Tumor Molecular Testing > For Lung Cancer 

 

The Time Is Now

Personalized Treatment Designed For Cancer Patients

Lung Cancer Panel

Non Small Cell (NSCLC) / Small Cell (SCLC)

Lung cancer is the leading cause of cancer related mortality in the United States.  Classically, treatment decisions have been empiric and based upon histology of the tumor. Platinum based chemotherapy remains the cornerstone of treatment. However, survival rates remain low. Novel therapies and treatment strategies are needed.

Lung cancer is comprised of two main histologic subtypes: non-small cell lung cancer (NSCLC) and small cell lung cancer (SCLC). Over the past decade, it has become evident that subsets of NSCLC can be further defined at the molecular level by recurrent 'driver' mutations that occur in multiple oncogenes, including AKT1, ALK, BRAF, EGFR, HER2, KRAS, MEK1, MET, NRAS, PIK3CA, RET, and ROS1.Another altered kinase gene involves MET. 'Driver' mutations lead to constitutive activation of mutant signaling proteins that induce and sustain tumorigenesis. These mutations are rarely found concurrently in the same tumor. Mutations can be found in all NSCLC histologies (including adenocarcinoma, squamous cell carcinoma (SCC), and large cell carcinoma) and in current, former, and never smokers (defined by individuals who smoked less than 100 cigarettes in a lifetime). Never smokers with adenocarcinoma have the highest incidence of EGFR, HER2, ALK, RET, and ROS1 mutations. Importantly, targeted small molecule inhibitors are currently available or being developed for specific molecularly defined subsets of lung cancer patients.

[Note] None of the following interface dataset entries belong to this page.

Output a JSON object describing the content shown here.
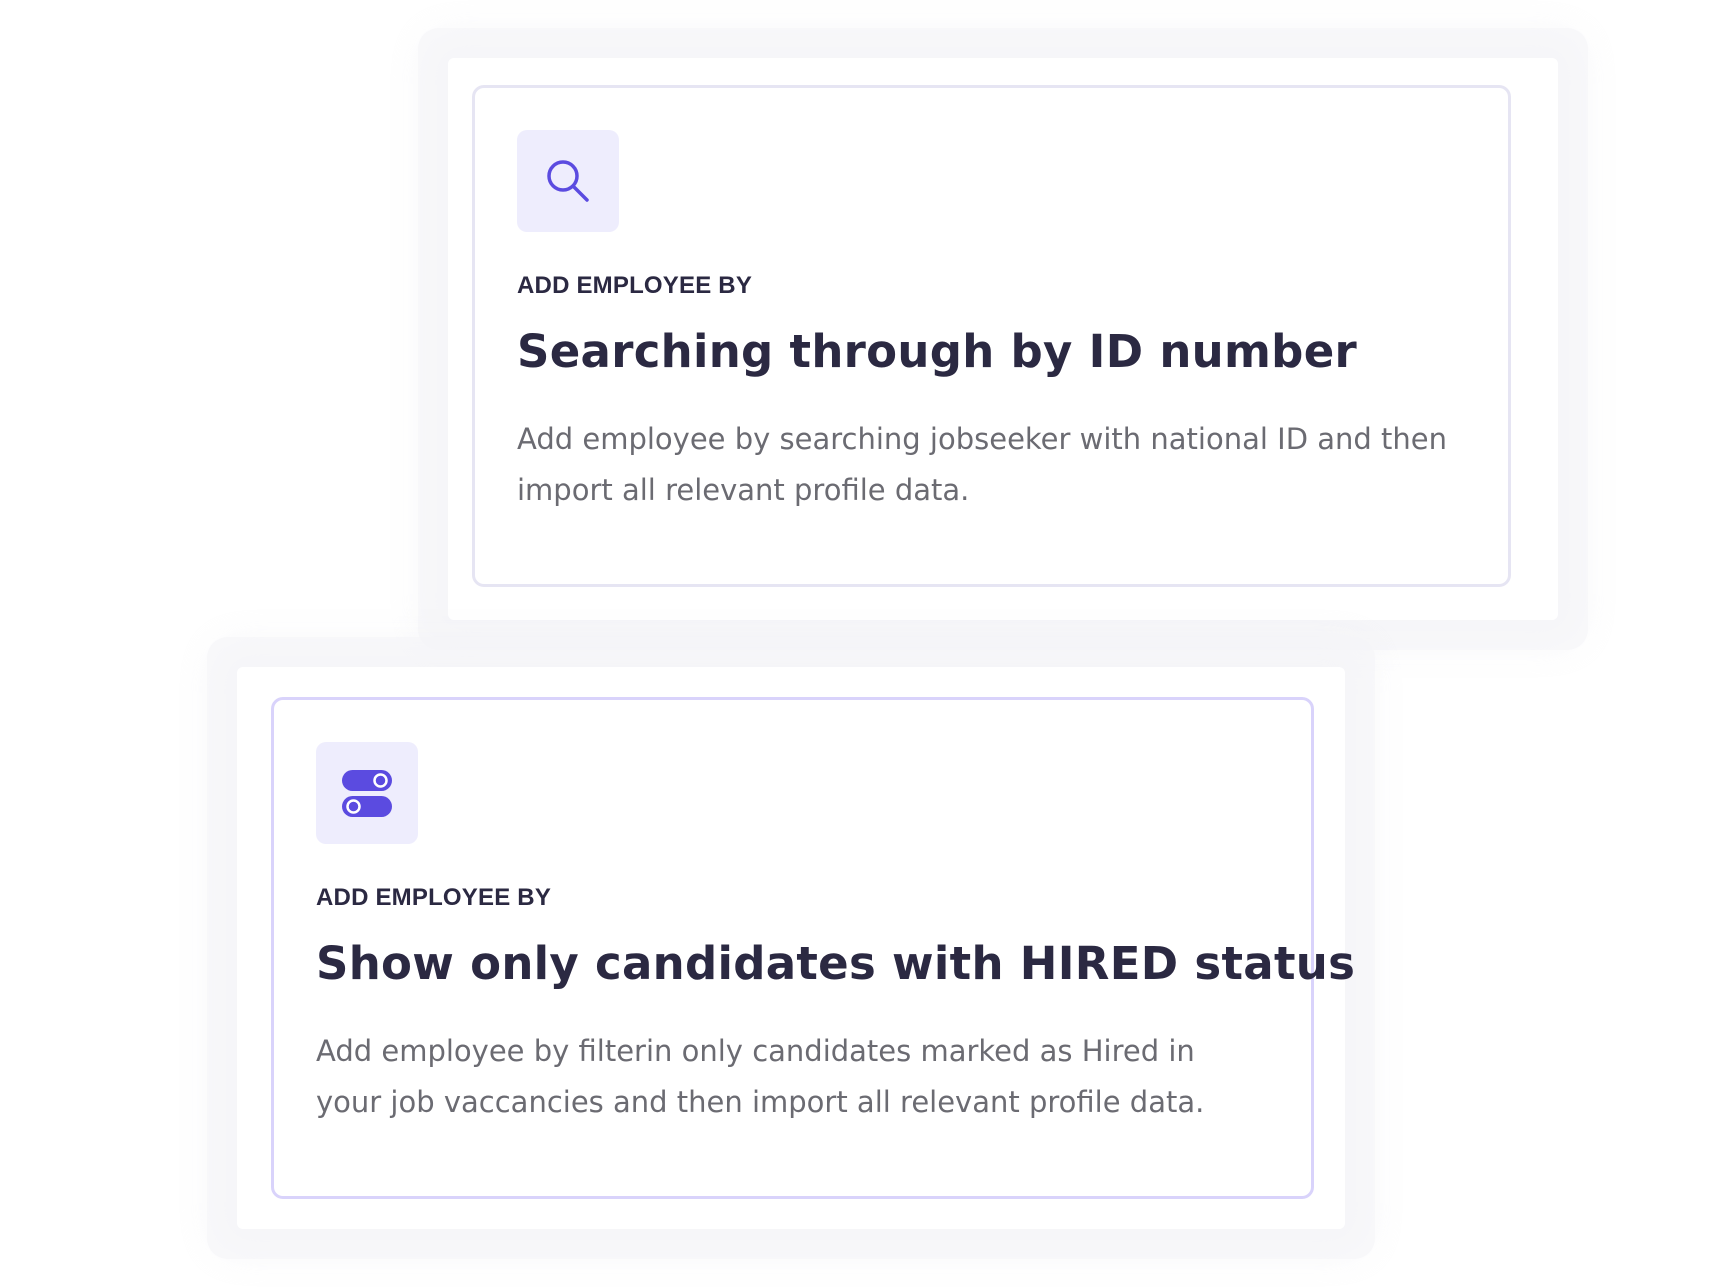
{
  "cards": [
    {
      "icon": "search-icon",
      "eyebrow": "ADD EMPLOYEE BY",
      "title": "Searching through by ID number",
      "description": "Add employee by searching jobseeker with national ID and then import all relevant profile data."
    },
    {
      "icon": "toggle-icon",
      "eyebrow": "ADD EMPLOYEE BY",
      "title": "Show only candidates with HIRED status",
      "description": "Add employee by filterin only candidates marked as Hired in your job vaccancies and then import all relevant profile data."
    }
  ],
  "colors": {
    "accent": "#5b4be0",
    "icon_bg": "#eeedfd",
    "heading": "#2b2942",
    "body_text": "#6b6b72",
    "card_border_default": "#e6e5f3",
    "card_border_selected": "#d9d3fb"
  }
}
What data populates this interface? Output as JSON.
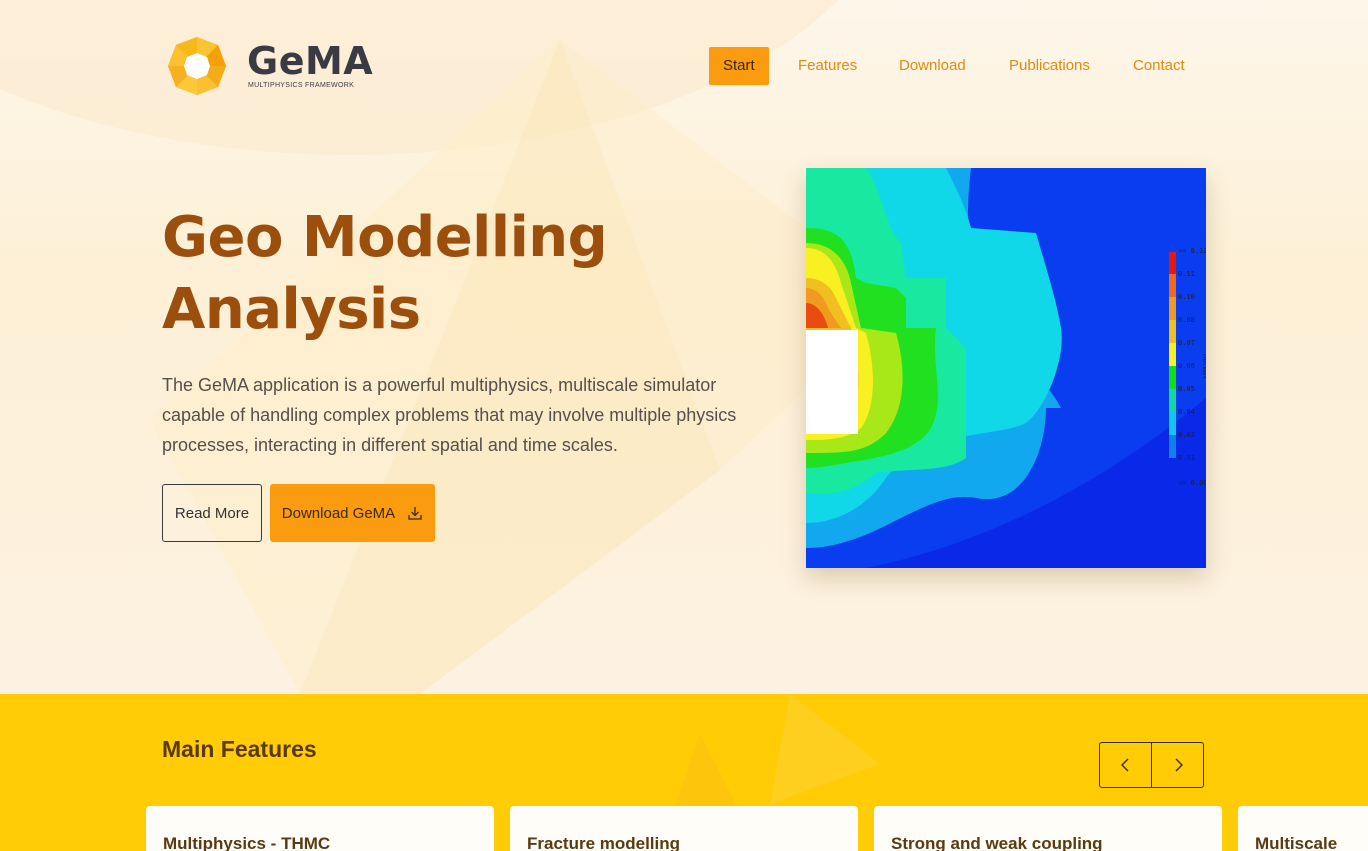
{
  "brand": {
    "name": "GeMA",
    "tagline": "MULTIPHYSICS FRAMEWORK"
  },
  "nav": {
    "items": [
      {
        "label": "Start",
        "active": true
      },
      {
        "label": "Features",
        "active": false
      },
      {
        "label": "Download",
        "active": false
      },
      {
        "label": "Publications",
        "active": false
      },
      {
        "label": "Contact",
        "active": false
      }
    ]
  },
  "hero": {
    "title_line1": "Geo Modelling",
    "title_line2": "Analysis",
    "description": "The GeMA application is a powerful multiphysics, multiscale simulator capable of handling complex problems that may involve multiple physics processes, interacting in different spatial and time scales.",
    "read_more_label": "Read More",
    "download_label": "Download GeMA"
  },
  "plot": {
    "legend_labels": [
      ">= 0.12",
      "0.11",
      "0.10",
      "0.08",
      "0.07",
      "0.06",
      "0.05",
      "0.04",
      "0.02",
      "0.01",
      "<= 0.00"
    ],
    "legend_colors": [
      "#e8180c",
      "#f06a18",
      "#f09a20",
      "#f0c020",
      "#f8f020",
      "#a8e818",
      "#10e010",
      "#10d8a0",
      "#10c8e8",
      "#1080f0",
      "#1020e0"
    ],
    "axis_title": "normal"
  },
  "features": {
    "title": "Main Features",
    "cards": [
      {
        "title": "Multiphysics - THMC"
      },
      {
        "title": "Fracture modelling"
      },
      {
        "title": "Strong and weak coupling"
      },
      {
        "title": "Multiscale"
      }
    ]
  },
  "colors": {
    "accent": "#fb9b10",
    "title": "#9c4f0c",
    "section_bg": "#ffcc05"
  }
}
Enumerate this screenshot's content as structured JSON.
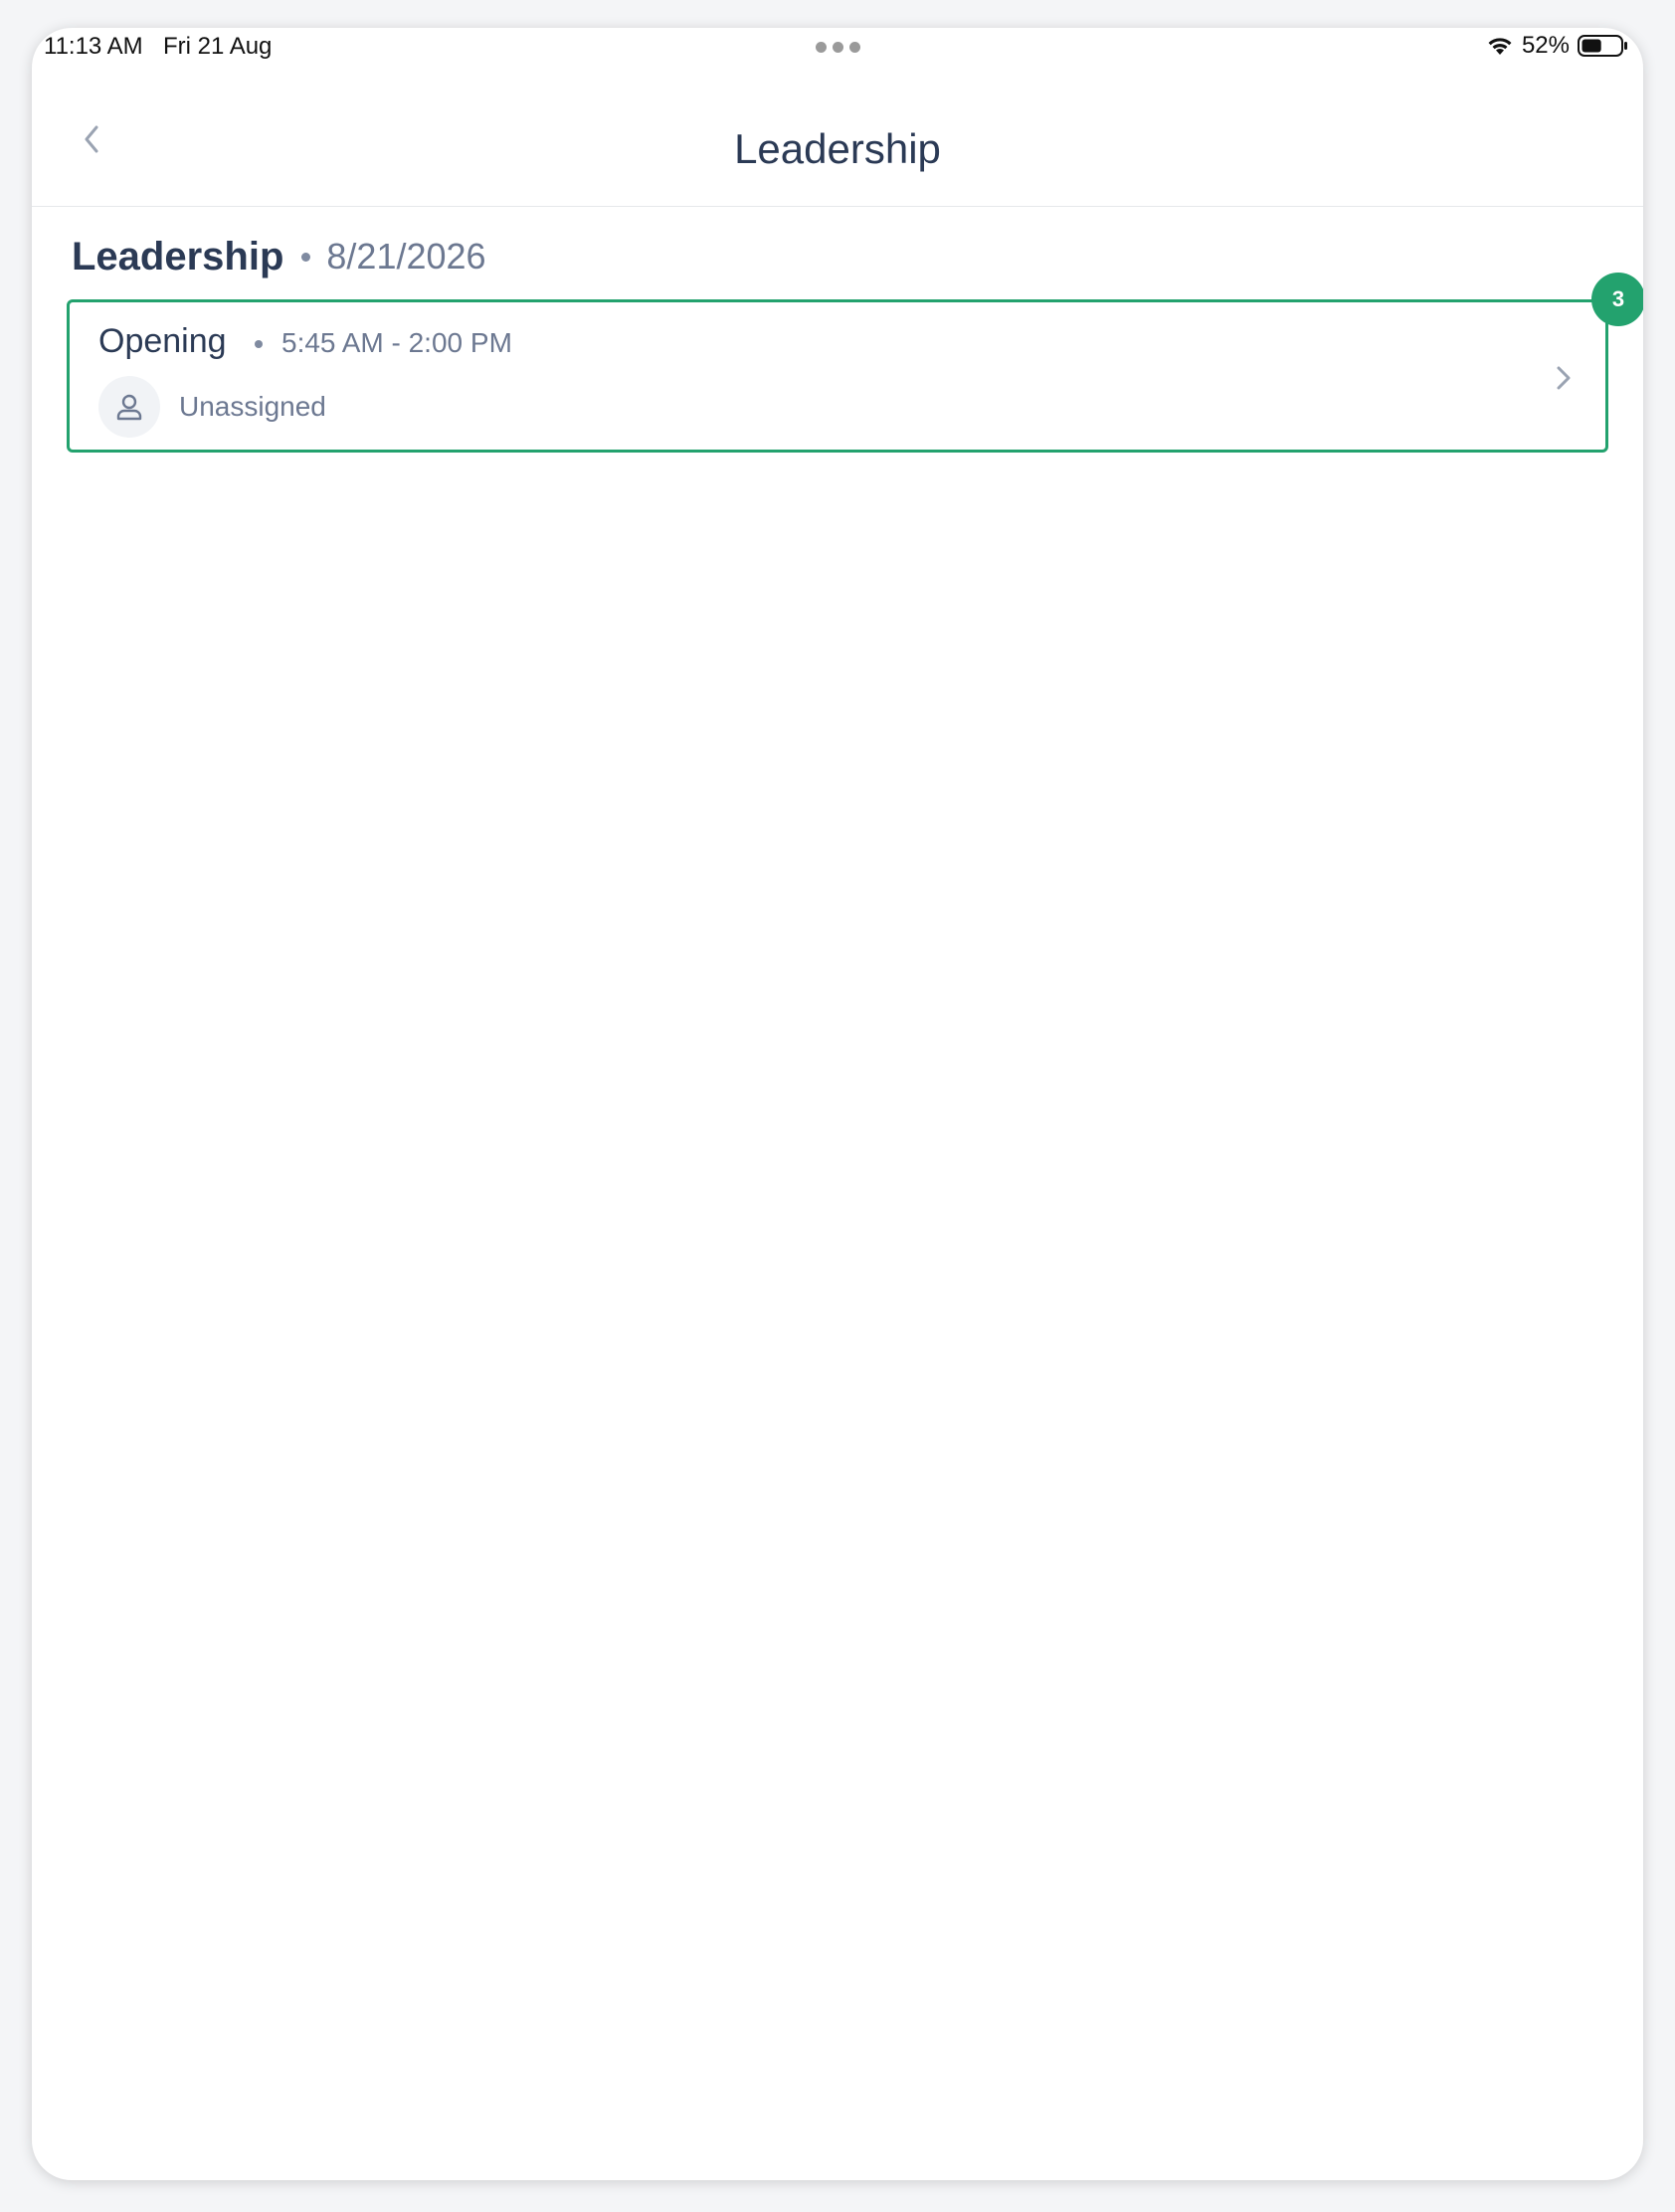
{
  "status_bar": {
    "time": "11:13 AM",
    "date": "Fri 21 Aug",
    "battery_percent": "52%",
    "battery_level": 0.52,
    "icons": [
      "wifi-icon",
      "battery-icon"
    ]
  },
  "nav": {
    "title": "Leadership",
    "back_icon": "chevron-left-icon"
  },
  "section": {
    "title": "Leadership",
    "date": "8/21/2026"
  },
  "shifts": [
    {
      "name": "Opening",
      "time": "5:45 AM - 2:00 PM",
      "assignee": "Unassigned",
      "badge_count": "3",
      "avatar_icon": "user-icon",
      "chevron_icon": "chevron-right-icon"
    }
  ],
  "colors": {
    "accent": "#23a26e",
    "title_text": "#2b3a55",
    "muted_text": "#6c7891"
  }
}
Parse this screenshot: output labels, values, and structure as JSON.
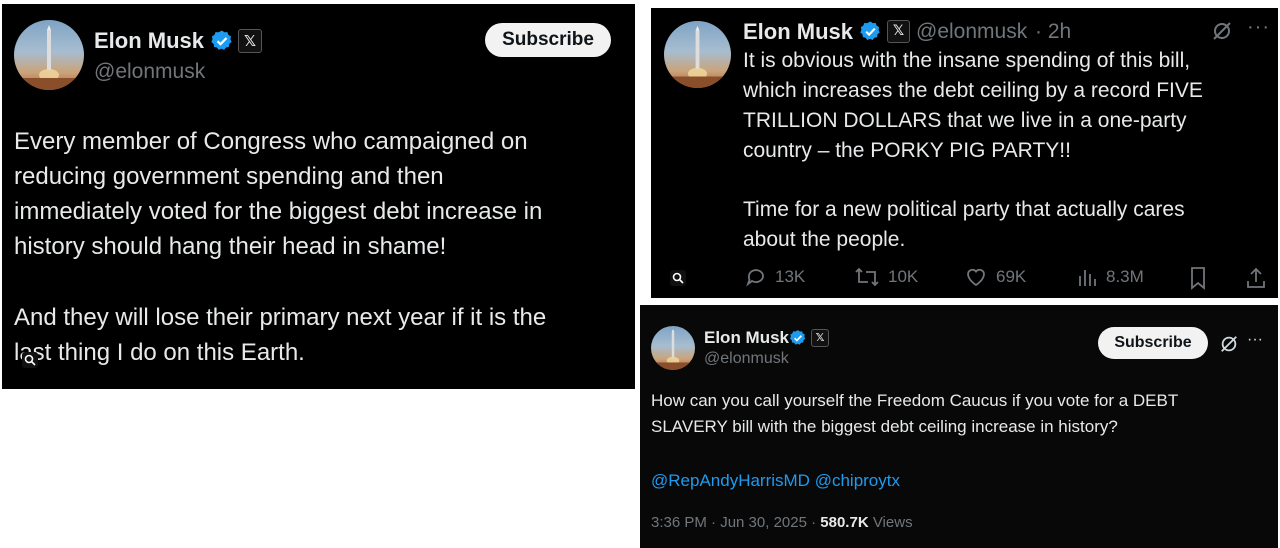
{
  "tweet1": {
    "name": "Elon Musk",
    "handle": "@elonmusk",
    "subscribe_label": "Subscribe",
    "lines": [
      "Every member of Congress who campaigned on",
      "reducing government spending and then",
      "immediately voted for the biggest debt increase in",
      "history should hang their head in shame!",
      "",
      "And they will lose their primary next year if it is the",
      "last thing I do on this Earth."
    ]
  },
  "tweet2": {
    "name": "Elon Musk",
    "handle": "@elonmusk",
    "time": "· 2h",
    "lines": [
      "It is obvious with the insane spending of this bill,",
      "which increases the debt ceiling by a record FIVE",
      "TRILLION DOLLARS that we live in a one-party",
      "country – the PORKY PIG PARTY!!",
      "",
      "Time for a new political party that actually cares",
      "about the people."
    ],
    "actions": {
      "replies": "13K",
      "reposts": "10K",
      "likes": "69K",
      "views": "8.3M"
    }
  },
  "tweet3": {
    "name": "Elon Musk",
    "handle": "@elonmusk",
    "subscribe_label": "Subscribe",
    "lines": [
      "How can you call yourself the Freedom Caucus if you vote for a DEBT",
      "SLAVERY bill with the biggest debt ceiling increase in history?"
    ],
    "mention1": "@RepAndyHarrisMD",
    "mention2": "@chiproytx",
    "timestamp": "3:36 PM · Jun 30, 2025 ·",
    "views_count": "580.7K",
    "views_label": "Views"
  },
  "colors": {
    "verified_blue": "#1d9bf0",
    "muted_gray": "#71767b",
    "text": "#e7e9ea"
  },
  "icons": [
    "verified-badge-icon",
    "x-logo-icon",
    "reply-icon",
    "repost-icon",
    "like-icon",
    "views-icon",
    "bookmark-icon",
    "share-icon",
    "grok-icon",
    "more-icon",
    "image-search-icon"
  ]
}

Historically, efforts at characterizing the molecular underpinnings of SCC of the lung have lagged behind those of adenocarcinoma of the lung. Many of the 'driver' mutations found in lung adenocarcinoma are only rarely found in lung SCC. Moreover, newer agents, such as bevacizumab (Avastin) and pemetrexed (Alimta) are not approved for or exhibit diminished efficacy in SCC (Sandler et al. 2006; Scagliotti et al. 2008). Thus, patients with metastatic SCC have fewer treatment options than those with non-squamous NSCLC. Despite these caveats, however, 'driver' mutations that may be linked to outcomes with targeted therapies in SCC are emerging. Altered genes include FGFR1 and DDR2 as well as PIK3CA.

* - SCLC Panel

Genes and Their Locations

ATK1
ALK
APC
BRAF
BRCA1
CDH1
EGFR
EML4
FLT3
MLH1
FGFR1
HER2
NPM1
TP53
JAK2
PTEN
RET
KRAS
PIK3CA
VEGFR2
MET
NRAS
TLE3
TUBB3
RRM1
PGP
ERCC1
TOPO1

Why GeneID Molecular Tumor Testing?